Items from a dataset:

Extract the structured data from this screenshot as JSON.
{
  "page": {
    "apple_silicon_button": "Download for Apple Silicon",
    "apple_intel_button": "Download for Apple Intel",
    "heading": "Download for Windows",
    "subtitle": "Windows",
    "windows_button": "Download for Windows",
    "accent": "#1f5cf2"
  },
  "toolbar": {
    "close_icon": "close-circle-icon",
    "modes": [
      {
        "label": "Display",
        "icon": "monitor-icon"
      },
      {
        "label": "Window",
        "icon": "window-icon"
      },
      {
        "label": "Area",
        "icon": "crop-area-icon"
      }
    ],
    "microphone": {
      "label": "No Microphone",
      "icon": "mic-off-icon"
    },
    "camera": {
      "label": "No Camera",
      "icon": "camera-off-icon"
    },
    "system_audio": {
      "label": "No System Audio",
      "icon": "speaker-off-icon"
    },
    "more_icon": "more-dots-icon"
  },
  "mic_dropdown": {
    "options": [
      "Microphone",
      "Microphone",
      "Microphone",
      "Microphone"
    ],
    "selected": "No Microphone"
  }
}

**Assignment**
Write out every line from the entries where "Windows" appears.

**Response**
    "heading": "Download for Windows",
    "subtitle": "Windows",
    "windows_button": "Download for Windows",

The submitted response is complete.